Reproduce the whole listing exactly and let no picture into the copy.
** Opening Data for analysis block **
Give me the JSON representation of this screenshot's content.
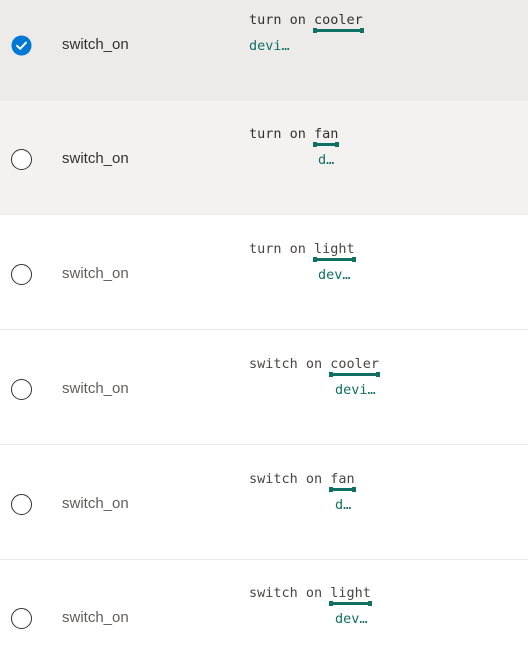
{
  "colors": {
    "accent": "#0078d4",
    "entity": "#0f7063",
    "selected_row": "#edebe9",
    "hover_row": "#f3f2f1"
  },
  "rows": [
    {
      "intent": "switch_on",
      "utterance_prefix": "turn on ",
      "entity": "cooler",
      "entity_type": "devi…",
      "checked": true,
      "state": "selected"
    },
    {
      "intent": "switch_on",
      "utterance_prefix": "turn on ",
      "entity": "fan",
      "entity_type": "d…",
      "checked": false,
      "state": "hover"
    },
    {
      "intent": "switch_on",
      "utterance_prefix": "turn on ",
      "entity": "light",
      "entity_type": "dev…",
      "checked": false,
      "state": "normal"
    },
    {
      "intent": "switch_on",
      "utterance_prefix": "switch on ",
      "entity": "cooler",
      "entity_type": "devi…",
      "checked": false,
      "state": "normal"
    },
    {
      "intent": "switch_on",
      "utterance_prefix": "switch on ",
      "entity": "fan",
      "entity_type": "d…",
      "checked": false,
      "state": "normal"
    },
    {
      "intent": "switch_on",
      "utterance_prefix": "switch on ",
      "entity": "light",
      "entity_type": "dev…",
      "checked": false,
      "state": "normal"
    }
  ]
}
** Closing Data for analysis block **
**Response**
Give me the JSON representation of this screenshot's content.
{
  "colors": {
    "accent": "#0078d4",
    "entity": "#0f7063",
    "selected_row": "#edebe9",
    "hover_row": "#f3f2f1"
  },
  "rows": [
    {
      "intent": "switch_on",
      "utterance_prefix": "turn on ",
      "entity": "cooler",
      "entity_type": "devi…",
      "checked": true,
      "state": "selected"
    },
    {
      "intent": "switch_on",
      "utterance_prefix": "turn on ",
      "entity": "fan",
      "entity_type": "d…",
      "checked": false,
      "state": "hover"
    },
    {
      "intent": "switch_on",
      "utterance_prefix": "turn on ",
      "entity": "light",
      "entity_type": "dev…",
      "checked": false,
      "state": "normal"
    },
    {
      "intent": "switch_on",
      "utterance_prefix": "switch on ",
      "entity": "cooler",
      "entity_type": "devi…",
      "checked": false,
      "state": "normal"
    },
    {
      "intent": "switch_on",
      "utterance_prefix": "switch on ",
      "entity": "fan",
      "entity_type": "d…",
      "checked": false,
      "state": "normal"
    },
    {
      "intent": "switch_on",
      "utterance_prefix": "switch on ",
      "entity": "light",
      "entity_type": "dev…",
      "checked": false,
      "state": "normal"
    }
  ]
}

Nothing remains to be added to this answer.